**What is needed**. This exercise calls for an exact copy of the data below.

<<<<

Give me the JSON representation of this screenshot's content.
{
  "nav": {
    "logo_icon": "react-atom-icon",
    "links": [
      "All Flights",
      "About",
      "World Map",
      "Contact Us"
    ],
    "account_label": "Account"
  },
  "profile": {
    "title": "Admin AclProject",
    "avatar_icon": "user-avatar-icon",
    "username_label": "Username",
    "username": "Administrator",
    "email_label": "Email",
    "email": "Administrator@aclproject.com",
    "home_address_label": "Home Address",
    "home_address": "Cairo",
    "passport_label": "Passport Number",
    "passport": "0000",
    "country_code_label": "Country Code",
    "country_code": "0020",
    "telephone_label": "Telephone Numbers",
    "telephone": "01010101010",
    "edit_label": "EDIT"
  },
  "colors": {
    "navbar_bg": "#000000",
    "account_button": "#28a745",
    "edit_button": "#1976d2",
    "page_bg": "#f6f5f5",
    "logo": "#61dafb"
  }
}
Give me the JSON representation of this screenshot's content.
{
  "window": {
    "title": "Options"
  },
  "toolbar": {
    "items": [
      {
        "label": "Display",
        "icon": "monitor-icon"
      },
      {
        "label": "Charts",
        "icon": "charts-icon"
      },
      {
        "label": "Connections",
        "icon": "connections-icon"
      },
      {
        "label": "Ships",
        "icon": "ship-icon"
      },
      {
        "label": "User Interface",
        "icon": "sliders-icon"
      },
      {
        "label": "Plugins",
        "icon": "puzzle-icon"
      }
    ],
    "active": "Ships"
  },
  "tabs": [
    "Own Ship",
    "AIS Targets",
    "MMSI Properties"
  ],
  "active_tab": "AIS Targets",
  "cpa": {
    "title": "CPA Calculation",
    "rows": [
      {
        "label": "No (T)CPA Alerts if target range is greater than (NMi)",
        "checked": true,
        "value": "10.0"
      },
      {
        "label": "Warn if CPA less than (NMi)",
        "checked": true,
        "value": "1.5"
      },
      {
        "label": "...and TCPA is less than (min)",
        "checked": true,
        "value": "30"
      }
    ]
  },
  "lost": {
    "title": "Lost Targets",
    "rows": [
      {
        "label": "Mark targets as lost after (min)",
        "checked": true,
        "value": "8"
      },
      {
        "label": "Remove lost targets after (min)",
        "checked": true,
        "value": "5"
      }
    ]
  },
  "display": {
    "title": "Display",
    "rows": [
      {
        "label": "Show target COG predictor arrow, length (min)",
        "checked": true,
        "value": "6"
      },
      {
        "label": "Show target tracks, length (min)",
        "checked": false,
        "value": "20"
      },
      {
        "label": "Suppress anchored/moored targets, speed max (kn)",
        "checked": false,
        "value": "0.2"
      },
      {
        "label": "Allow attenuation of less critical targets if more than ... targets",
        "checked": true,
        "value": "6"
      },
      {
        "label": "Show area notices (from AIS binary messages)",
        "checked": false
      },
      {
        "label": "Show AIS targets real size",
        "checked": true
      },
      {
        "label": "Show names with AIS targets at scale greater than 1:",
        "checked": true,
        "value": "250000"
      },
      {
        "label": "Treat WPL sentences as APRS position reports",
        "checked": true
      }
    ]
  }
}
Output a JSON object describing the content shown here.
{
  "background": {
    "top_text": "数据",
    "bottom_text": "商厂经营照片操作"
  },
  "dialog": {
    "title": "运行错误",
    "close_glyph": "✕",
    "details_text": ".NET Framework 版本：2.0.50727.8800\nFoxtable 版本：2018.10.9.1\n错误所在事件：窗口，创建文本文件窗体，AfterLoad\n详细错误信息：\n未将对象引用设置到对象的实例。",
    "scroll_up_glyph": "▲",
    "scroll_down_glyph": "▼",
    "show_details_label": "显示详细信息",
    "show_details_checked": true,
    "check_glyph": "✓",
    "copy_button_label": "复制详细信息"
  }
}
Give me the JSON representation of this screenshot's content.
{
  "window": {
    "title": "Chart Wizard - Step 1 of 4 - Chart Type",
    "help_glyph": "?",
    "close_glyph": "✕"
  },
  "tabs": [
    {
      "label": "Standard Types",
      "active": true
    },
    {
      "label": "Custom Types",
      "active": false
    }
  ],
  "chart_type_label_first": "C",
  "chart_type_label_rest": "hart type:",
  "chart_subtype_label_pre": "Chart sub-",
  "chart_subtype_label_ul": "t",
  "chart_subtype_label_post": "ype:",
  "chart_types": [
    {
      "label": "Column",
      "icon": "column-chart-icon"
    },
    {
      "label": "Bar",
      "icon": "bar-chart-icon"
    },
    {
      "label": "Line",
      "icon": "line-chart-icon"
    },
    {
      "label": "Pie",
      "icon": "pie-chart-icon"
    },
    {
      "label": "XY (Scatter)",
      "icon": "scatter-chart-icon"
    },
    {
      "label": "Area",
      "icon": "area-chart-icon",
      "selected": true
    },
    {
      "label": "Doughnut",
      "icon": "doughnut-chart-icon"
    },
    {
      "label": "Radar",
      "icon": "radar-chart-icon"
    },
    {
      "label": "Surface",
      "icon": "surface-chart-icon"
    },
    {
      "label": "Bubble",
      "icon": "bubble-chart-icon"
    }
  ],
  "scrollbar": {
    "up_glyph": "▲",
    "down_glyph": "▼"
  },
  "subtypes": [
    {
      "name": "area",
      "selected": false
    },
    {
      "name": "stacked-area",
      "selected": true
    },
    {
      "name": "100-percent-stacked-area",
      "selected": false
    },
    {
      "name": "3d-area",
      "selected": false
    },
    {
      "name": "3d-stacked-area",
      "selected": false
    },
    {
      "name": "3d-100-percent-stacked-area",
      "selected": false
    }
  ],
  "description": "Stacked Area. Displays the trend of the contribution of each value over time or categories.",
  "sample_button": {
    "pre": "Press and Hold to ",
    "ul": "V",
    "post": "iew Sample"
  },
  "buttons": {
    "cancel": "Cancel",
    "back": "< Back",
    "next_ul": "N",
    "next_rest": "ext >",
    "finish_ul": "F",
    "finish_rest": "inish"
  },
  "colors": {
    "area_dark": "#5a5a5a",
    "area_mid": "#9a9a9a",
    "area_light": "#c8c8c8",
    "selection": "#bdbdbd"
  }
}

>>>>

**Output for this exercise**.
Give me the JSON representation of this screenshot's content.
{
  "nav": {
    "logo_icon": "react-atom-icon",
    "links": [
      "All Flights",
      "About",
      "World Map",
      "Contact Us"
    ],
    "account_label": "Account"
  },
  "profile": {
    "title": "Admin AclProject",
    "avatar_icon": "user-avatar-icon",
    "username_label": "Username",
    "username": "Administrator",
    "email_label": "Email",
    "email": "Administrator@aclproject.com",
    "home_address_label": "Home Address",
    "home_address": "Cairo",
    "passport_label": "Passport Number",
    "passport": "0000",
    "country_code_label": "Country Code",
    "country_code": "0020",
    "telephone_label": "Telephone Numbers",
    "telephone": "01010101010",
    "edit_label": "EDIT"
  },
  "colors": {
    "navbar_bg": "#000000",
    "account_button": "#28a745",
    "edit_button": "#1976d2",
    "page_bg": "#f6f5f5",
    "logo": "#61dafb"
  }
}
Give me the JSON representation of this screenshot's content.
{
  "window": {
    "title": "Options"
  },
  "toolbar": {
    "items": [
      {
        "label": "Display",
        "icon": "monitor-icon"
      },
      {
        "label": "Charts",
        "icon": "charts-icon"
      },
      {
        "label": "Connections",
        "icon": "connections-icon"
      },
      {
        "label": "Ships",
        "icon": "ship-icon"
      },
      {
        "label": "User Interface",
        "icon": "sliders-icon"
      },
      {
        "label": "Plugins",
        "icon": "puzzle-icon"
      }
    ],
    "active": "Ships"
  },
  "tabs": [
    "Own Ship",
    "AIS Targets",
    "MMSI Properties"
  ],
  "active_tab": "AIS Targets",
  "cpa": {
    "title": "CPA Calculation",
    "rows": [
      {
        "label": "No (T)CPA Alerts if target range is greater than (NMi)",
        "checked": true,
        "value": "10.0"
      },
      {
        "label": "Warn if CPA less than (NMi)",
        "checked": true,
        "value": "1.5"
      },
      {
        "label": "...and TCPA is less than (min)",
        "checked": true,
        "value": "30"
      }
    ]
  },
  "lost": {
    "title": "Lost Targets",
    "rows": [
      {
        "label": "Mark targets as lost after (min)",
        "checked": true,
        "value": "8"
      },
      {
        "label": "Remove lost targets after (min)",
        "checked": true,
        "value": "5"
      }
    ]
  },
  "display": {
    "title": "Display",
    "rows": [
      {
        "label": "Show target COG predictor arrow, length (min)",
        "checked": true,
        "value": "6"
      },
      {
        "label": "Show target tracks, length (min)",
        "checked": false,
        "value": "20"
      },
      {
        "label": "Suppress anchored/moored targets, speed max (kn)",
        "checked": false,
        "value": "0.2"
      },
      {
        "label": "Allow attenuation of less critical targets if more than ... targets",
        "checked": true,
        "value": "6"
      },
      {
        "label": "Show area notices (from AIS binary messages)",
        "checked": false
      },
      {
        "label": "Show AIS targets real size",
        "checked": true
      },
      {
        "label": "Show names with AIS targets at scale greater than 1:",
        "checked": true,
        "value": "250000"
      },
      {
        "label": "Treat WPL sentences as APRS position reports",
        "checked": true
      }
    ]
  }
}
Output a JSON object describing the content shown here.
{
  "background": {
    "top_text": "数据",
    "bottom_text": "商厂经营照片操作"
  },
  "dialog": {
    "title": "运行错误",
    "close_glyph": "✕",
    "details_text": ".NET Framework 版本：2.0.50727.8800\nFoxtable 版本：2018.10.9.1\n错误所在事件：窗口，创建文本文件窗体，AfterLoad\n详细错误信息：\n未将对象引用设置到对象的实例。",
    "scroll_up_glyph": "▲",
    "scroll_down_glyph": "▼",
    "show_details_label": "显示详细信息",
    "show_details_checked": true,
    "check_glyph": "✓",
    "copy_button_label": "复制详细信息"
  }
}
Give me the JSON representation of this screenshot's content.
{
  "window": {
    "title": "Chart Wizard - Step 1 of 4 - Chart Type",
    "help_glyph": "?",
    "close_glyph": "✕"
  },
  "tabs": [
    {
      "label": "Standard Types",
      "active": true
    },
    {
      "label": "Custom Types",
      "active": false
    }
  ],
  "chart_type_label_first": "C",
  "chart_type_label_rest": "hart type:",
  "chart_subtype_label_pre": "Chart sub-",
  "chart_subtype_label_ul": "t",
  "chart_subtype_label_post": "ype:",
  "chart_types": [
    {
      "label": "Column",
      "icon": "column-chart-icon"
    },
    {
      "label": "Bar",
      "icon": "bar-chart-icon"
    },
    {
      "label": "Line",
      "icon": "line-chart-icon"
    },
    {
      "label": "Pie",
      "icon": "pie-chart-icon"
    },
    {
      "label": "XY (Scatter)",
      "icon": "scatter-chart-icon"
    },
    {
      "label": "Area",
      "icon": "area-chart-icon",
      "selected": true
    },
    {
      "label": "Doughnut",
      "icon": "doughnut-chart-icon"
    },
    {
      "label": "Radar",
      "icon": "radar-chart-icon"
    },
    {
      "label": "Surface",
      "icon": "surface-chart-icon"
    },
    {
      "label": "Bubble",
      "icon": "bubble-chart-icon"
    }
  ],
  "scrollbar": {
    "up_glyph": "▲",
    "down_glyph": "▼"
  },
  "subtypes": [
    {
      "name": "area",
      "selected": false
    },
    {
      "name": "stacked-area",
      "selected": true
    },
    {
      "name": "100-percent-stacked-area",
      "selected": false
    },
    {
      "name": "3d-area",
      "selected": false
    },
    {
      "name": "3d-stacked-area",
      "selected": false
    },
    {
      "name": "3d-100-percent-stacked-area",
      "selected": false
    }
  ],
  "description": "Stacked Area. Displays the trend of the contribution of each value over time or categories.",
  "sample_button": {
    "pre": "Press and Hold to ",
    "ul": "V",
    "post": "iew Sample"
  },
  "buttons": {
    "cancel": "Cancel",
    "back": "< Back",
    "next_ul": "N",
    "next_rest": "ext >",
    "finish_ul": "F",
    "finish_rest": "inish"
  },
  "colors": {
    "area_dark": "#5a5a5a",
    "area_mid": "#9a9a9a",
    "area_light": "#c8c8c8",
    "selection": "#bdbdbd"
  }
}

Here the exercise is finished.